### What you will do
From the records below, find each line with the string "content" and copy it.

Dataset rows describing interfaces:

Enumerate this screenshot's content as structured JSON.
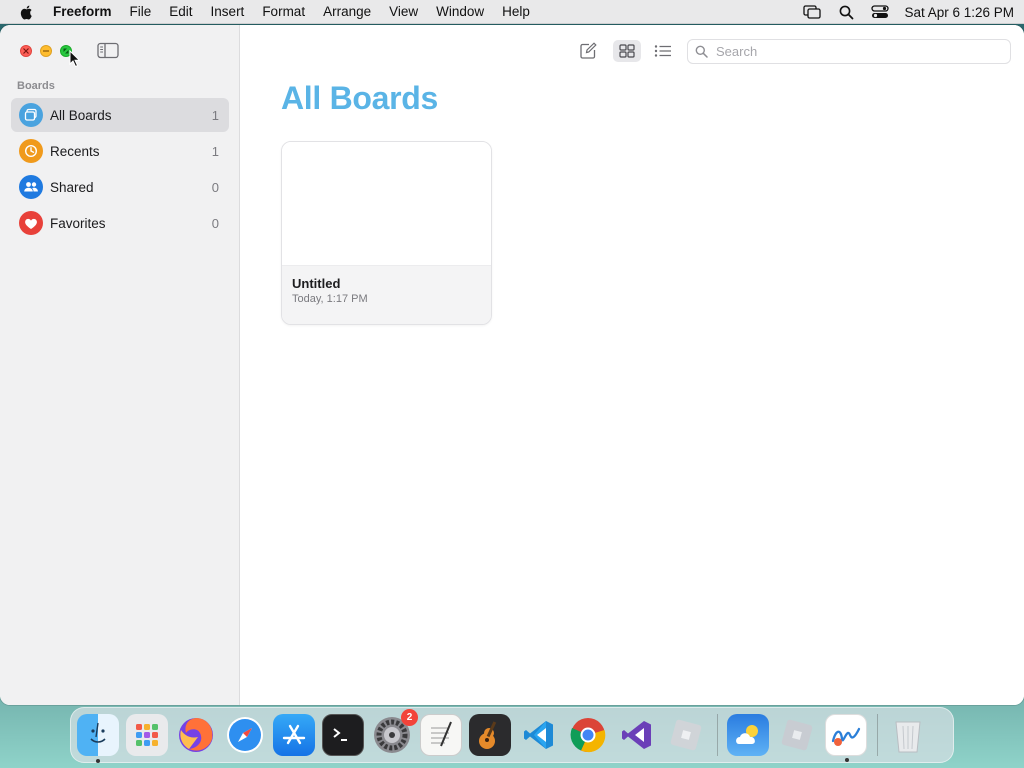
{
  "menubar": {
    "app_name": "Freeform",
    "menus": [
      "File",
      "Edit",
      "Insert",
      "Format",
      "Arrange",
      "View",
      "Window",
      "Help"
    ],
    "clock": "Sat Apr 6  1:26 PM"
  },
  "sidebar": {
    "section_label": "Boards",
    "items": [
      {
        "label": "All Boards",
        "count": "1",
        "icon": "all-boards-icon",
        "color": "#4aa3df",
        "selected": true
      },
      {
        "label": "Recents",
        "count": "1",
        "icon": "clock-icon",
        "color": "#f09a1c",
        "selected": false
      },
      {
        "label": "Shared",
        "count": "0",
        "icon": "people-icon",
        "color": "#1f7ae0",
        "selected": false
      },
      {
        "label": "Favorites",
        "count": "0",
        "icon": "heart-icon",
        "color": "#e8413a",
        "selected": false
      }
    ]
  },
  "main": {
    "title": "All Boards",
    "search_placeholder": "Search",
    "boards": [
      {
        "title": "Untitled",
        "date": "Today, 1:17 PM"
      }
    ]
  },
  "dock": {
    "apps": [
      "finder",
      "launchpad",
      "firefox",
      "safari",
      "app-store",
      "terminal",
      "system-settings",
      "textedit",
      "garageband",
      "vscode",
      "chrome",
      "visual-studio",
      "roblox-studio",
      "weather",
      "roblox",
      "freeform",
      "trash"
    ],
    "settings_badge": "2"
  },
  "colors": {
    "accent": "#5ab4e6",
    "title_color": "#5ab4e6"
  }
}
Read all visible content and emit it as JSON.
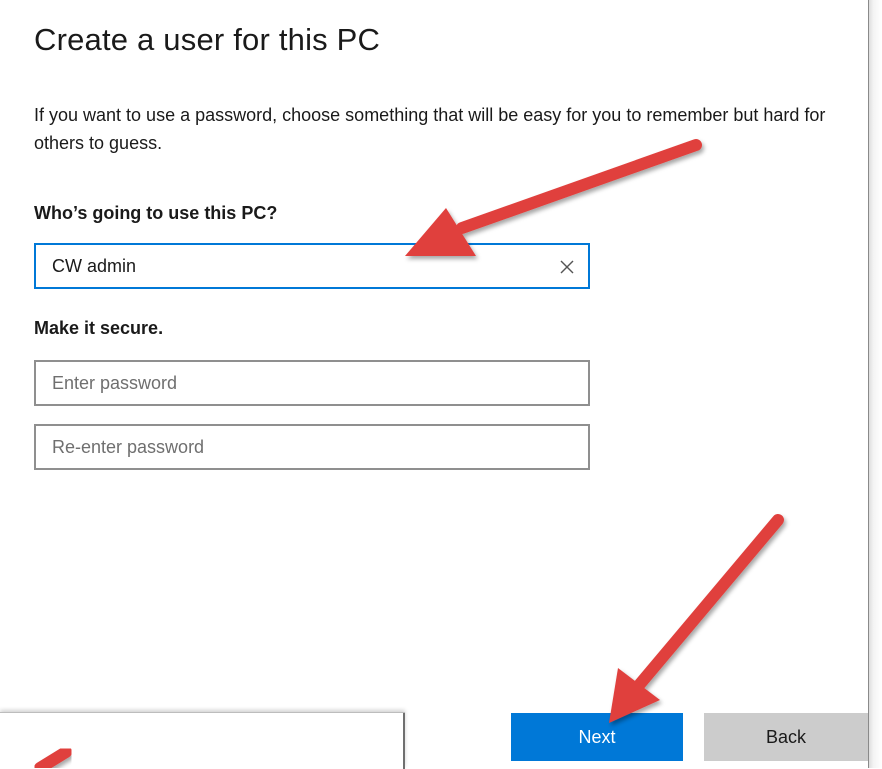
{
  "dialog": {
    "title": "Create a user for this PC",
    "description": "If you want to use a password, choose something that will be easy for you to remember but hard for others to guess.",
    "who_label": "Who’s going to use this PC?",
    "username": {
      "value": "CW admin",
      "placeholder": ""
    },
    "secure_label": "Make it secure.",
    "password": {
      "value": "",
      "placeholder": "Enter password"
    },
    "password_confirm": {
      "value": "",
      "placeholder": "Re-enter password"
    },
    "next_label": "Next",
    "back_label": "Back"
  },
  "icons": {
    "clear": "close-icon"
  },
  "colors": {
    "accent": "#0078d7",
    "annotation_arrow": "#e0413d",
    "secondary_button": "#cccccc",
    "field_border": "#8f8f8f"
  }
}
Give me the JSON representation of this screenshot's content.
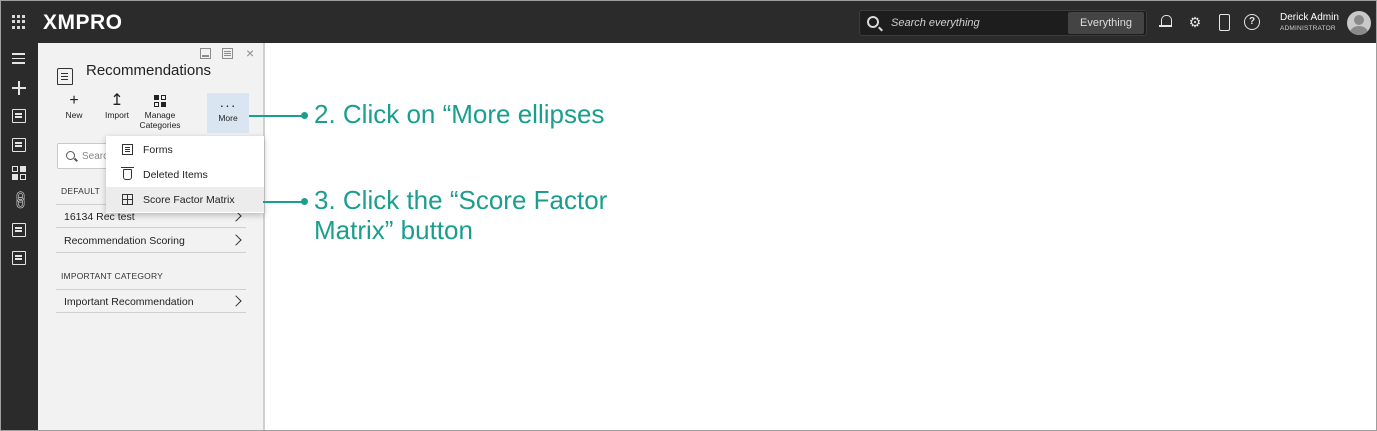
{
  "topbar": {
    "brand": "XMPRO",
    "search_placeholder": "Search everything",
    "search_scope": "Everything",
    "help_glyph": "?",
    "user_name": "Derick Admin",
    "user_role": "ADMINISTRATOR"
  },
  "panel": {
    "title": "Recommendations",
    "close_glyph": "×",
    "toolbar": {
      "new": "New",
      "import": "Import",
      "manage_categories": "Manage Categories",
      "more": "More"
    },
    "search_placeholder": "Searc",
    "sections": [
      {
        "header": "DEFAULT",
        "items": [
          "16134 Rec test",
          "Recommendation Scoring"
        ]
      },
      {
        "header": "IMPORTANT CATEGORY",
        "items": [
          "Important Recommendation"
        ]
      }
    ]
  },
  "dropdown": {
    "items": [
      "Forms",
      "Deleted Items",
      "Score Factor Matrix"
    ]
  },
  "annotations": {
    "step2": "2. Click on “More ellipses",
    "step3": "3. Click the “Score Factor Matrix” button"
  },
  "colors": {
    "topbar_bg": "#2b2b2b",
    "panel_bg": "#f2f2f2",
    "more_highlight": "#d9e5f1",
    "annotation": "#1a9e8e"
  }
}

### Solved problem
Enumerate this screenshot's content as structured JSON.
Read all visible content and emit it as JSON.
Give me the JSON representation of this screenshot's content.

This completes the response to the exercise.